So after the Escargot Wayne and I decided to walk over to the metro together and then Wayne suggested we go somewhere for a drink. We were within walking distance of a bar called the Zelda – after F. Scott Fitzgerald’s wife – that is owned by a friend of mine, Matthias Cadéac d’Arbaud. The Zelda opened up a couple of years ago, and it has had quite a bit of good press and is considered something of an “in” place in Paris now. It is small and comfortable and hip, and I had seen David Broad play there in the past, and thought that it would be a cool place to show Wayne, and thought it would be cool to speak to Matthias again.
I have very fond memories of jamming with Matthias at the Truskel in the days of Earle’s open mic there in 2009. Matthias was the guitarist (and also played drums, keyboards, some vocals and bass) in a very cool band called Rock&Roll, that had the cover of one of its albums done with a photograph of the band taken by Karl Lagerfeld.
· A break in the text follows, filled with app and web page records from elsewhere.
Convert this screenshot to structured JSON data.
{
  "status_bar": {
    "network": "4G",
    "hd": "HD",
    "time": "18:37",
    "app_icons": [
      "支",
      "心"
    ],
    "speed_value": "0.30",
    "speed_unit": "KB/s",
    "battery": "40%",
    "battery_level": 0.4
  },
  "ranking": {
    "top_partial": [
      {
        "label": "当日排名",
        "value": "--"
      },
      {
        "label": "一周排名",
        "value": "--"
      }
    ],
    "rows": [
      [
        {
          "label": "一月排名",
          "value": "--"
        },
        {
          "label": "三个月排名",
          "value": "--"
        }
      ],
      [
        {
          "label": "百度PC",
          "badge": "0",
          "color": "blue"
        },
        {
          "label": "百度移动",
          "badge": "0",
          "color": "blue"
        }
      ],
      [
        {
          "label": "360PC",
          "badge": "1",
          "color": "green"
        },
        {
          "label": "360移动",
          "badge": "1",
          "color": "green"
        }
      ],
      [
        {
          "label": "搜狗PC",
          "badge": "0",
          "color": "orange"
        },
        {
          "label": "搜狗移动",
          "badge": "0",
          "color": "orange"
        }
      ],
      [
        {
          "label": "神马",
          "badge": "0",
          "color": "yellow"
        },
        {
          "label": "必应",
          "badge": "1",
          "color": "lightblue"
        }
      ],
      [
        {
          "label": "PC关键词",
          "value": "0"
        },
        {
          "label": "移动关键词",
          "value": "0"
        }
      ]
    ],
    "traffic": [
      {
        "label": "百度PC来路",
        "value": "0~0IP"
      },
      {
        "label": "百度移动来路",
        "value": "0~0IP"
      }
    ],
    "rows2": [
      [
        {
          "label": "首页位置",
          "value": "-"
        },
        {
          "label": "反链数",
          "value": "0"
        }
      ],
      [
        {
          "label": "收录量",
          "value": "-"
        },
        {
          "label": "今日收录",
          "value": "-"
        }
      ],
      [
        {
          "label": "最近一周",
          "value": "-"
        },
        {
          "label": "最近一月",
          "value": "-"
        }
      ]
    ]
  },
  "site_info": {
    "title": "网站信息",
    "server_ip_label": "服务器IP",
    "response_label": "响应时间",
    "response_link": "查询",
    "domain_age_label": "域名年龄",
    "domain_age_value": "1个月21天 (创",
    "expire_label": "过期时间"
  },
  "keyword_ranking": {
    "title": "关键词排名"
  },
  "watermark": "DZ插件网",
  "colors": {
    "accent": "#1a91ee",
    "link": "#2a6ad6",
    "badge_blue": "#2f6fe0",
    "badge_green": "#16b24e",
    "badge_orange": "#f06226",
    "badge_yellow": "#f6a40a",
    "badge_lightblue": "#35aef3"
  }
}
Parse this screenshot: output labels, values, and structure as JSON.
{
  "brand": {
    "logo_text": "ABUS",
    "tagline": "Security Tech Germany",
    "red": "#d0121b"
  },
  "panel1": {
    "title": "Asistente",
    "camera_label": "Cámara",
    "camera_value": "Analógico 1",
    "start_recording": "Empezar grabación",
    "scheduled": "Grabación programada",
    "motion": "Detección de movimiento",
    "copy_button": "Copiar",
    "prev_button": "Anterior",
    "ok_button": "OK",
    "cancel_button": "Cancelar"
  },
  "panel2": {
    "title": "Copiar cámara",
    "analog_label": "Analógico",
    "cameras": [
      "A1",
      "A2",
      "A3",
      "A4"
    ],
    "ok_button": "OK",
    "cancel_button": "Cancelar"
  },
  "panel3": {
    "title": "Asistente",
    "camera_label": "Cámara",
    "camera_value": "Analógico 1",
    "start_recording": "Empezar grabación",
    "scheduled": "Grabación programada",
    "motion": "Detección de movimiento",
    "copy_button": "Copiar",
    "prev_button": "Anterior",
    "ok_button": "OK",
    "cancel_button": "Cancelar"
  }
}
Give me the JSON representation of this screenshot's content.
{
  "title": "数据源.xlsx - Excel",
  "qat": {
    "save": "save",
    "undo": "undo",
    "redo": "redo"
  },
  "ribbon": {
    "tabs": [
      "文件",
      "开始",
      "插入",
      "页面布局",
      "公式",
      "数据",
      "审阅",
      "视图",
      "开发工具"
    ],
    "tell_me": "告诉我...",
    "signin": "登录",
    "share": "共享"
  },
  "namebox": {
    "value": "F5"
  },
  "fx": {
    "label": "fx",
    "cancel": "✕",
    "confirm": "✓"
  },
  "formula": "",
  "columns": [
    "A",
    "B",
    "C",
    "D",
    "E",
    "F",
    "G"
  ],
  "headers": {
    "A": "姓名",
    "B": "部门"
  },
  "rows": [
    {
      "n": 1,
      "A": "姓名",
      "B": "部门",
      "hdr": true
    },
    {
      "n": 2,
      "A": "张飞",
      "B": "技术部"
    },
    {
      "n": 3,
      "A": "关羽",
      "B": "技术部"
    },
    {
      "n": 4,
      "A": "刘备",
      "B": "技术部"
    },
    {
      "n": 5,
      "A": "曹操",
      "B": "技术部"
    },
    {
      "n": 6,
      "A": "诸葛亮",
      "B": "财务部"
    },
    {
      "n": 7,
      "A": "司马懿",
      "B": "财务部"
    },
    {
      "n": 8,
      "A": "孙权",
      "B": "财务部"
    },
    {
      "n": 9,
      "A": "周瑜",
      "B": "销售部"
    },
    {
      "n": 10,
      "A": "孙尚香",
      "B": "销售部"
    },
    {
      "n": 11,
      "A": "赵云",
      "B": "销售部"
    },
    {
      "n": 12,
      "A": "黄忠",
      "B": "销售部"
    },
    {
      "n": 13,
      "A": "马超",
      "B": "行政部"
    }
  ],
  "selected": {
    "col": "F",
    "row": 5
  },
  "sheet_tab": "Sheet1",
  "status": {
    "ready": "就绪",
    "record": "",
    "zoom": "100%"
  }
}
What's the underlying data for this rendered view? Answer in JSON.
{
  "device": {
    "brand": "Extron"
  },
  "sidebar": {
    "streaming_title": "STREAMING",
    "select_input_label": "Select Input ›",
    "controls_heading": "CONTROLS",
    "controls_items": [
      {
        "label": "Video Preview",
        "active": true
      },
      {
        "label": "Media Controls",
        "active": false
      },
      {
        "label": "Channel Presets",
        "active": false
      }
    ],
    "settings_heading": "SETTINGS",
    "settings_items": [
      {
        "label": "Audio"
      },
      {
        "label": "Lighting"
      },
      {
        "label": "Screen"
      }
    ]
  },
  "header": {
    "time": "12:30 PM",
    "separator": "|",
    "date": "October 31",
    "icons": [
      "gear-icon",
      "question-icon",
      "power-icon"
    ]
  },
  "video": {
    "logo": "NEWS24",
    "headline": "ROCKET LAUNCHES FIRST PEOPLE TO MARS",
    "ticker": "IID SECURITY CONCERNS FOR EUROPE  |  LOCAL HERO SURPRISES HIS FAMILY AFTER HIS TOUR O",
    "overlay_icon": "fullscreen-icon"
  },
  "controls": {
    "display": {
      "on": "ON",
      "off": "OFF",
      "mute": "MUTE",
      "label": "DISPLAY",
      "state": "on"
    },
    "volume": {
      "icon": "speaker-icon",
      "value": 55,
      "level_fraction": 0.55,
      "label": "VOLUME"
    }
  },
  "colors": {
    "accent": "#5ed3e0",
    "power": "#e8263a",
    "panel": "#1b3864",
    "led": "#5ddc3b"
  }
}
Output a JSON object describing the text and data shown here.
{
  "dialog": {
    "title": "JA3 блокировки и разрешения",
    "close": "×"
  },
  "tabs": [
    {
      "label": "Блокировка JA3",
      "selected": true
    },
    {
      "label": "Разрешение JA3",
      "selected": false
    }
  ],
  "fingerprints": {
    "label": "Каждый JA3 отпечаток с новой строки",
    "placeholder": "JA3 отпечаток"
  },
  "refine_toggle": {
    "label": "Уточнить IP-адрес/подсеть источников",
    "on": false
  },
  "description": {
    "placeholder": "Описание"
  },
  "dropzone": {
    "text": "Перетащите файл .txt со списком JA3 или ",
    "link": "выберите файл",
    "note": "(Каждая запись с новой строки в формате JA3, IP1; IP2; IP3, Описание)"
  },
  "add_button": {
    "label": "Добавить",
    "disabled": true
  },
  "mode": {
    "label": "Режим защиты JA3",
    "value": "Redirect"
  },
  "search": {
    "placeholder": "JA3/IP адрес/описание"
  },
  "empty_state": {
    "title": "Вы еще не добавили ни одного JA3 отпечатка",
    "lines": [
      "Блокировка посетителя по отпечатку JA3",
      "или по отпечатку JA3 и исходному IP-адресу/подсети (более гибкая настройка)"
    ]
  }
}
For a couple of years they were looking set to be the next big thing from France musically, and they had top management in the U.S., as well. And very hot, rhythmic and colorful music. Their producer had worked with New Order, Pet Shop Boys and Blur. The French rock magazine, Les Inrockuptibles selected them from 7000 bands as the top new band of 2006.
Then Matthias of Rock&Roll and Zelda Owner, Comes Out of Retirement and Plays Jimmy With Wayne
But Matthias ended up packing up his musical instruments and opened the bar and he has not played guitar for a long while, he said, although he said he sometimes goes to a nearby bar after he closes his Zelda and he plays piano for fun, late into the night. Well, I mentioned to Matthias that my friend Wayne here was the father of Rosemary of Moriarty, and Matthias just lit up and said that Jimmy was one of his favorite songs. He put it on the sound system, as it was in his iPod. That’s when Wayne pointed out that he himself actually provides backing vocals on the original recording of the song (the recording we hear on the radio, etc.). We heard him doing them, and that was news to me.
After Matthias closed the bar I suggested that Wayne show him his 1962 Guild guitar, and that’s when Mattias proposed that Wayne sing Jimmy, and I proposed that Matthias play along. So started a jam that lasted around 45 minutes, with all of us playing together or separately. The high moment was the Jimmy moment – even though it was around 2:30 and we were all pretty tired at that point – and the first take of one of Wayne’s songs, with Matthias playing a bit of lead and rhythm along with Wayne. It was full of energy, and a great song and a great moment.
All in all, I was totally astounded by the richness of the evening. And for fans of Moriarty, if there is any single one of the covers of Jimmy that you have to choose from, then Wayne’s is it! Check this stuff out, and keep in mind that these are the first and second times only that Wayne has sung this song in public. Of course, now he joins the thousands of other – mostly young women – who sing this amazing song at open mics. A quiet night in August breaking out in all directions….